Exercise prompt
For the records below, say how many lines contain the string "this". Give no other text.

Entries from a dataset of interfaces:
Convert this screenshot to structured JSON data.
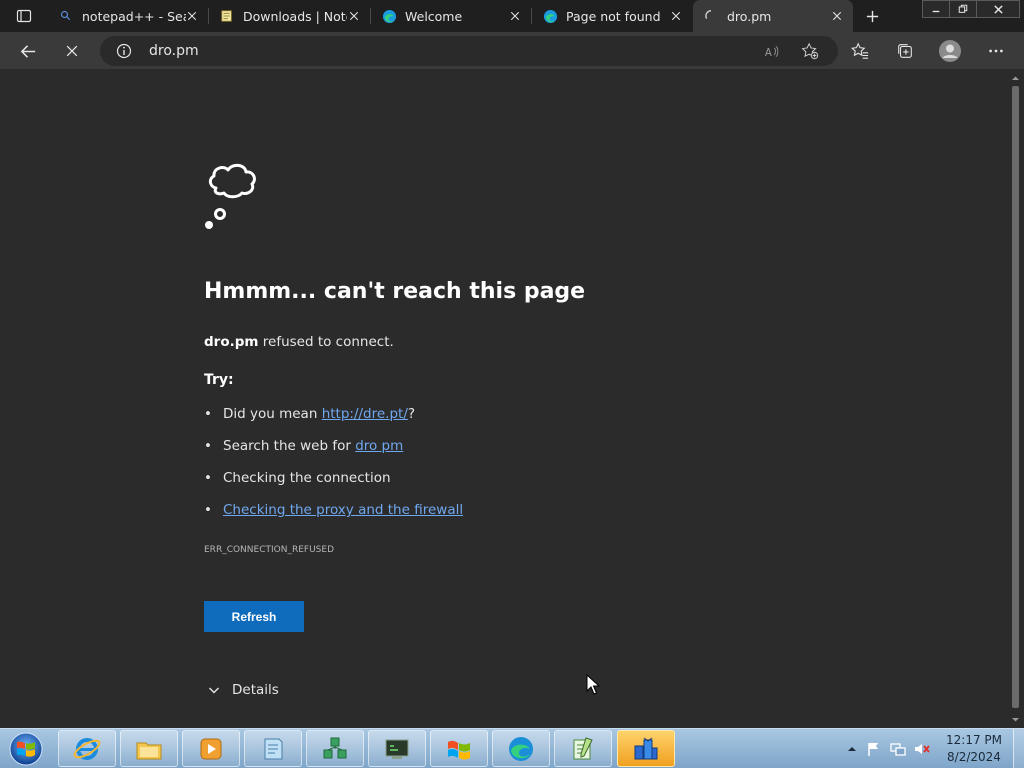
{
  "browser": {
    "tabs": [
      {
        "title": "notepad++ - Search",
        "favicon": "search-icon",
        "active": false
      },
      {
        "title": "Downloads | Notepad++",
        "favicon": "notepad-icon",
        "active": false
      },
      {
        "title": "Welcome",
        "favicon": "edge-icon",
        "active": false
      },
      {
        "title": "Page not found",
        "favicon": "edge-icon",
        "active": false
      },
      {
        "title": "dro.pm",
        "favicon": "loading-spinner-icon",
        "active": true
      }
    ],
    "address_bar": {
      "url": "dro.pm"
    }
  },
  "error_page": {
    "title": "Hmmm... can't reach this page",
    "host": "dro.pm",
    "message": " refused to connect.",
    "try_label": "Try:",
    "suggestions": {
      "mean_prefix": "Did you mean ",
      "mean_link": "http://dre.pt/",
      "mean_suffix": "?",
      "search_prefix": "Search the web for ",
      "search_link": "dro pm",
      "connection": "Checking the connection",
      "proxy_link": "Checking the proxy and the firewall"
    },
    "error_code": "ERR_CONNECTION_REFUSED",
    "refresh_label": "Refresh",
    "details_label": "Details"
  },
  "taskbar": {
    "clock_time": "12:17 PM",
    "clock_date": "8/2/2024",
    "apps": [
      "internet-explorer-icon",
      "file-explorer-icon",
      "media-player-icon",
      "notepad-icon",
      "network-icon",
      "terminal-icon",
      "windows-logo-icon",
      "edge-icon",
      "notepadpp-icon",
      "installer-icon"
    ]
  },
  "colors": {
    "accent": "#0f6cbd",
    "link": "#70a8f0",
    "page_bg": "#2b2b2b"
  }
}
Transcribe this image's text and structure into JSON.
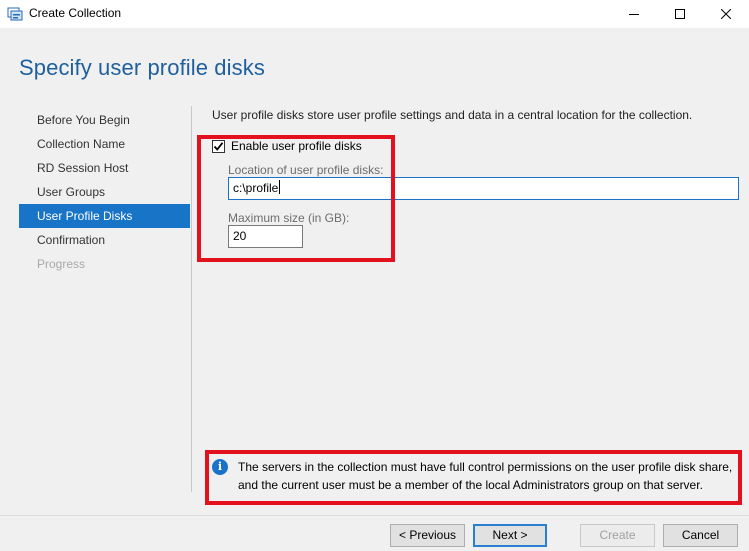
{
  "window": {
    "title": "Create Collection",
    "controls": [
      "minimize-icon",
      "maximize-icon",
      "close-icon"
    ]
  },
  "page_title": "Specify user profile disks",
  "nav": {
    "items": [
      {
        "label": "Before You Begin",
        "state": "normal"
      },
      {
        "label": "Collection Name",
        "state": "normal"
      },
      {
        "label": "RD Session Host",
        "state": "normal"
      },
      {
        "label": "User Groups",
        "state": "normal"
      },
      {
        "label": "User Profile Disks",
        "state": "selected"
      },
      {
        "label": "Confirmation",
        "state": "normal"
      },
      {
        "label": "Progress",
        "state": "disabled"
      }
    ]
  },
  "main": {
    "description": "User profile disks store user profile settings and data in a central location for the collection.",
    "enable_checkbox": {
      "label": "Enable user profile disks",
      "checked": true
    },
    "location": {
      "label": "Location of user profile disks:",
      "value": "c:\\profile"
    },
    "max_size": {
      "label": "Maximum size (in GB):",
      "value": "20"
    },
    "info": {
      "icon": "info-icon",
      "line1": "The servers in the collection must have full control permissions on the user profile disk share,",
      "line2": "and the current user must be a member of the local Administrators group on that server."
    }
  },
  "buttons": {
    "previous": "< Previous",
    "next": "Next >",
    "create": "Create",
    "cancel": "Cancel"
  },
  "colors": {
    "accent": "#1874c7",
    "title": "#1e5f9e",
    "highlight_box": "#e3101e"
  }
}
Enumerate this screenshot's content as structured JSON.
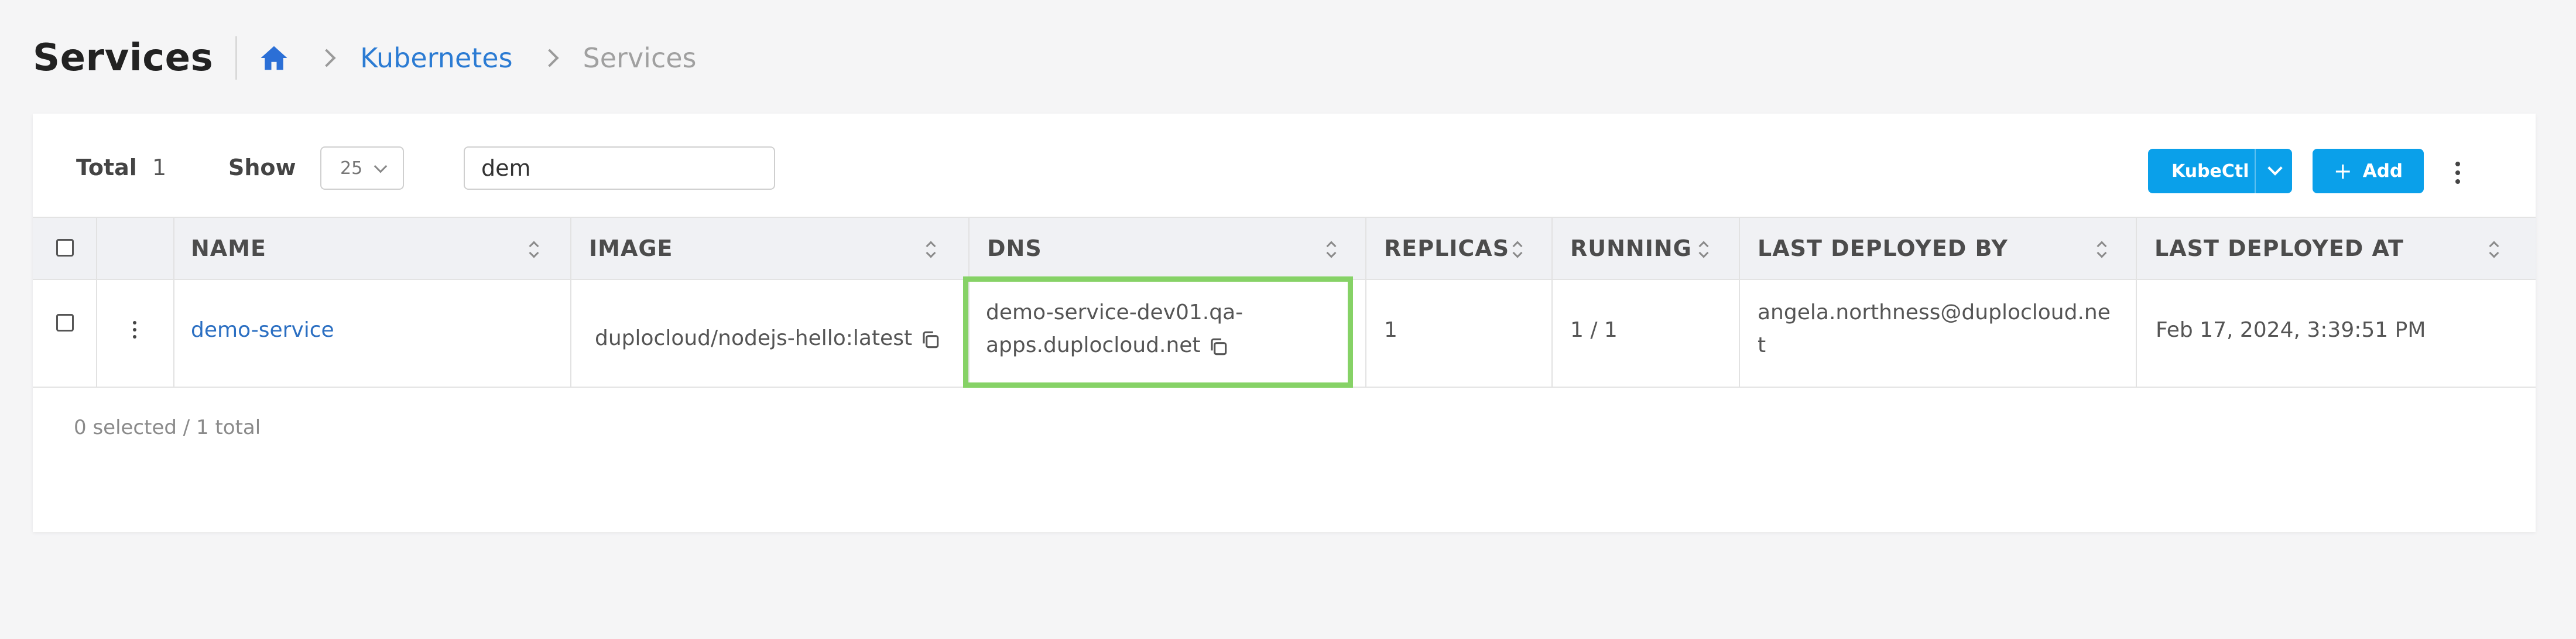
{
  "header": {
    "title": "Services",
    "breadcrumb": {
      "home_icon": "home-icon",
      "items": [
        {
          "label": "Kubernetes",
          "link": true
        },
        {
          "label": "Services",
          "link": false
        }
      ]
    }
  },
  "toolbar": {
    "total_label": "Total",
    "total_value": "1",
    "show_label": "Show",
    "page_size": "25",
    "search_value": "dem",
    "kubectl_label": "KubeCtl",
    "add_label": "Add"
  },
  "table": {
    "columns": [
      "NAME",
      "IMAGE",
      "DNS",
      "REPLICAS",
      "RUNNING",
      "LAST DEPLOYED BY",
      "LAST DEPLOYED AT"
    ],
    "rows": [
      {
        "name": "demo-service",
        "image": "duplocloud/nodejs-hello:latest",
        "dns_line1": "demo-service-dev01.qa-",
        "dns_line2": "apps.duplocloud.net",
        "replicas": "1",
        "running": "1 / 1",
        "deployed_by_line1": "angela.northness@duplocloud.ne",
        "deployed_by_line2": "t",
        "deployed_at": "Feb 17, 2024, 3:39:51 PM"
      }
    ]
  },
  "footer": {
    "selection_status": "0 selected / 1 total"
  },
  "colors": {
    "accent": "#0aa0ea",
    "link": "#2b7bd3",
    "highlight": "#86d266"
  }
}
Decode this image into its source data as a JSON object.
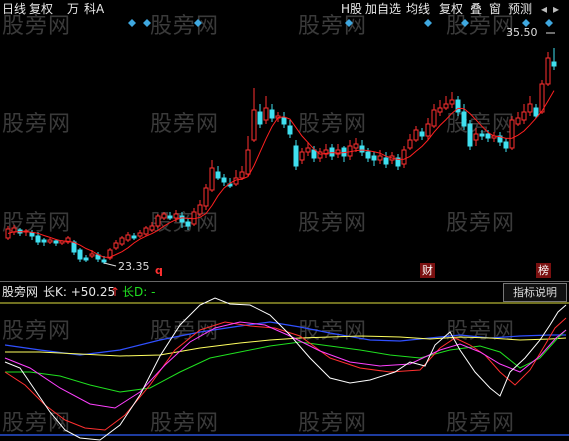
{
  "toolbar": {
    "day_line": "日线",
    "adjust": "复权",
    "unit": "万",
    "tech": "科A",
    "h_stock": "H股",
    "add_fav": "加自选",
    "ma_line": "均线",
    "adjust2": "复权",
    "overlay": "叠",
    "window": "窗",
    "forecast": "预测",
    "prev_icon": "◂",
    "next_icon": "▸"
  },
  "watermark": "股旁网",
  "price_chart": {
    "high_label": "35.50",
    "low_label": "23.35",
    "marker_q": "q",
    "marker_cai": "财",
    "marker_bang": "榜",
    "up_color": "#ff3030",
    "down_color": "#40e0f0",
    "ma_color": "#ff2020"
  },
  "indicator": {
    "name": "股旁网",
    "k_label": "长K: +50.25",
    "k_arrow": "↑",
    "d_label": "长D: -",
    "help_button": "指标说明"
  }
}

Final answer
5